## What is required
Apart from the pictures, every entry below must be given again exactly.

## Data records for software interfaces

:::

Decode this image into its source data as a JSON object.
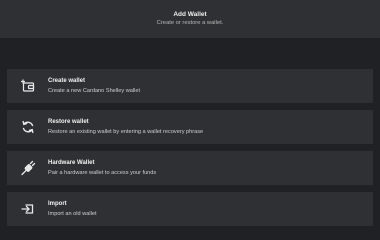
{
  "header": {
    "title": "Add Wallet",
    "subtitle": "Create or restore a wallet."
  },
  "options": [
    {
      "icon": "create-wallet-icon",
      "title": "Create wallet",
      "description": "Create a new Cardano Shelley wallet"
    },
    {
      "icon": "restore-icon",
      "title": "Restore wallet",
      "description": "Restore an existing wallet by entering a wallet recovery phrase"
    },
    {
      "icon": "hardware-plug-icon",
      "title": "Hardware Wallet",
      "description": "Pair a hardware wallet to access your funds"
    },
    {
      "icon": "import-icon",
      "title": "Import",
      "description": "Import an old wallet"
    }
  ],
  "colors": {
    "background": "#202124",
    "panel": "#2f3033",
    "text": "#f2f2f2",
    "muted": "#b9b9b9"
  }
}
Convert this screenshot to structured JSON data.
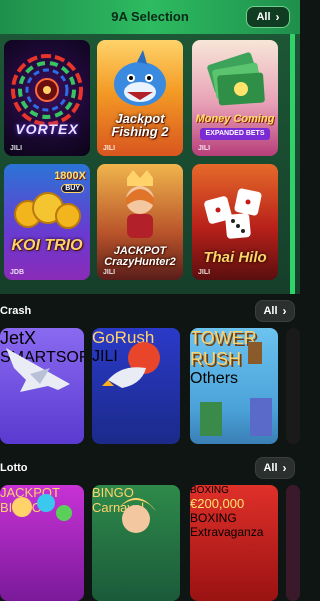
{
  "selection": {
    "title": "9A Selection",
    "all_label": "All",
    "games": [
      {
        "title": "VORTEX",
        "provider": "JILI"
      },
      {
        "title": "Jackpot Fishing 2",
        "provider": "JILI"
      },
      {
        "title": "Money Coming",
        "subtitle": "EXPANDED BETS",
        "provider": "JILI"
      },
      {
        "title": "KOI TRIO",
        "badge": "1800X",
        "buy": "BUY",
        "provider": "JDB"
      },
      {
        "title": "JACKPOT CrazyHunter2",
        "provider": "JILI"
      },
      {
        "title": "Thai Hilo",
        "provider": "JILI"
      }
    ]
  },
  "crash": {
    "title": "Crash",
    "all_label": "All",
    "games": [
      {
        "title": "JetX",
        "provider": "SMARTSOFT"
      },
      {
        "title": "GoRush",
        "provider": "JILI"
      },
      {
        "title": "TOWER RUSH",
        "provider": "Others"
      }
    ]
  },
  "lotto": {
    "title": "Lotto",
    "all_label": "All",
    "games": [
      {
        "title": "JACKPOT BINGO"
      },
      {
        "title": "BINGO Carnaval"
      },
      {
        "title": "BOXING Extravaganza",
        "top": "BOXING",
        "prize": "€200,000"
      }
    ]
  }
}
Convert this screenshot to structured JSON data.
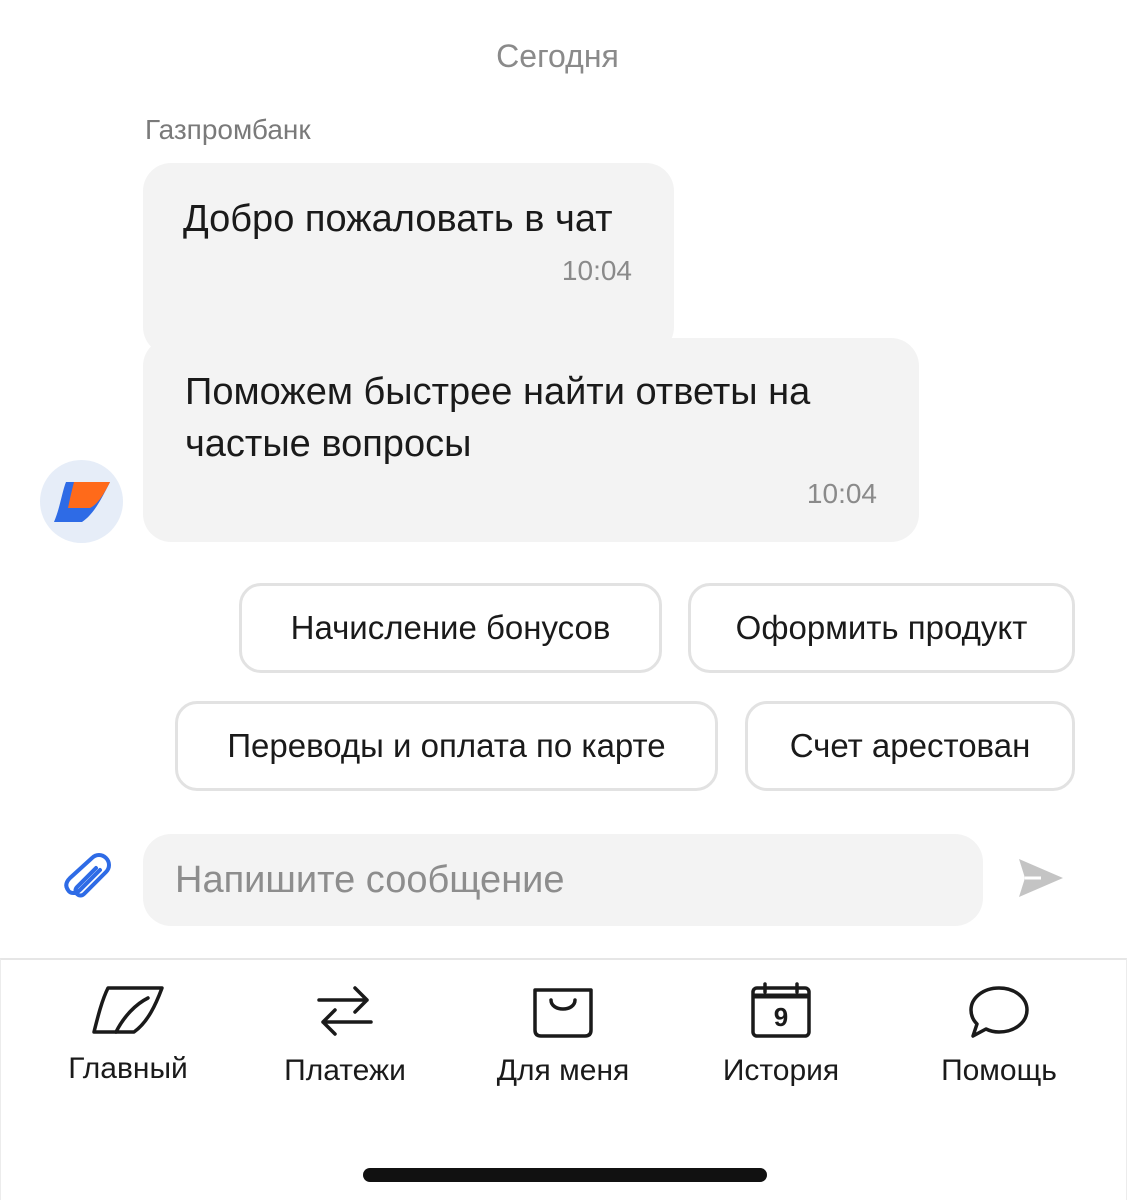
{
  "chat": {
    "date_label": "Сегодня",
    "sender": "Газпромбанк",
    "messages": [
      {
        "text": "Добро пожаловать в чат",
        "time": "10:04"
      },
      {
        "text": "Поможем быстрее найти ответы на частые вопросы",
        "time": "10:04"
      }
    ],
    "quick_replies": [
      "Начисление бонусов",
      "Оформить продукт",
      "Переводы и оплата по карте",
      "Счет арестован"
    ]
  },
  "composer": {
    "placeholder": "Напишите сообщение",
    "value": ""
  },
  "tabbar": {
    "items": [
      {
        "label": "Главный",
        "icon": "leaf-logo-icon"
      },
      {
        "label": "Платежи",
        "icon": "transfer-arrows-icon"
      },
      {
        "label": "Для меня",
        "icon": "shopping-bag-icon"
      },
      {
        "label": "История",
        "icon": "calendar-icon",
        "badge": "9"
      },
      {
        "label": "Помощь",
        "icon": "chat-bubble-icon"
      }
    ]
  },
  "colors": {
    "accent_blue": "#2e6be6",
    "accent_orange": "#ff6a1a",
    "bubble_bg": "#f3f3f3",
    "muted_text": "#8a8a8a"
  }
}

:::

## Problem solution
Decode this image into its source data as a JSON object.
{
  "header": {
    "title": "Add Wallet",
    "subtitle": "Create or restore a wallet."
  },
  "options": [
    {
      "icon": "create-wallet-icon",
      "title": "Create wallet",
      "description": "Create a new Cardano Shelley wallet"
    },
    {
      "icon": "restore-icon",
      "title": "Restore wallet",
      "description": "Restore an existing wallet by entering a wallet recovery phrase"
    },
    {
      "icon": "hardware-plug-icon",
      "title": "Hardware Wallet",
      "description": "Pair a hardware wallet to access your funds"
    },
    {
      "icon": "import-icon",
      "title": "Import",
      "description": "Import an old wallet"
    }
  ],
  "colors": {
    "background": "#202124",
    "panel": "#2f3033",
    "text": "#f2f2f2",
    "muted": "#b9b9b9"
  }
}
Convert this screenshot to structured JSON data.
{
  "selection": {
    "title": "9A Selection",
    "all_label": "All",
    "games": [
      {
        "title": "VORTEX",
        "provider": "JILI"
      },
      {
        "title": "Jackpot Fishing 2",
        "provider": "JILI"
      },
      {
        "title": "Money Coming",
        "subtitle": "EXPANDED BETS",
        "provider": "JILI"
      },
      {
        "title": "KOI TRIO",
        "badge": "1800X",
        "buy": "BUY",
        "provider": "JDB"
      },
      {
        "title": "JACKPOT CrazyHunter2",
        "provider": "JILI"
      },
      {
        "title": "Thai Hilo",
        "provider": "JILI"
      }
    ]
  },
  "crash": {
    "title": "Crash",
    "all_label": "All",
    "games": [
      {
        "title": "JetX",
        "provider": "SMARTSOFT"
      },
      {
        "title": "GoRush",
        "provider": "JILI"
      },
      {
        "title": "TOWER RUSH",
        "provider": "Others"
      }
    ]
  },
  "lotto": {
    "title": "Lotto",
    "all_label": "All",
    "games": [
      {
        "title": "JACKPOT BINGO"
      },
      {
        "title": "BINGO Carnaval"
      },
      {
        "title": "BOXING Extravaganza",
        "top": "BOXING",
        "prize": "€200,000"
      }
    ]
  }
}
Convert this screenshot to structured JSON data.
{
  "chat": {
    "date_label": "Сегодня",
    "sender": "Газпромбанк",
    "messages": [
      {
        "text": "Добро пожаловать в чат",
        "time": "10:04"
      },
      {
        "text": "Поможем быстрее найти ответы на частые вопросы",
        "time": "10:04"
      }
    ],
    "quick_replies": [
      "Начисление бонусов",
      "Оформить продукт",
      "Переводы и оплата по карте",
      "Счет арестован"
    ]
  },
  "composer": {
    "placeholder": "Напишите сообщение",
    "value": ""
  },
  "tabbar": {
    "items": [
      {
        "label": "Главный",
        "icon": "leaf-logo-icon"
      },
      {
        "label": "Платежи",
        "icon": "transfer-arrows-icon"
      },
      {
        "label": "Для меня",
        "icon": "shopping-bag-icon"
      },
      {
        "label": "История",
        "icon": "calendar-icon",
        "badge": "9"
      },
      {
        "label": "Помощь",
        "icon": "chat-bubble-icon"
      }
    ]
  },
  "colors": {
    "accent_blue": "#2e6be6",
    "accent_orange": "#ff6a1a",
    "bubble_bg": "#f3f3f3",
    "muted_text": "#8a8a8a"
  }
}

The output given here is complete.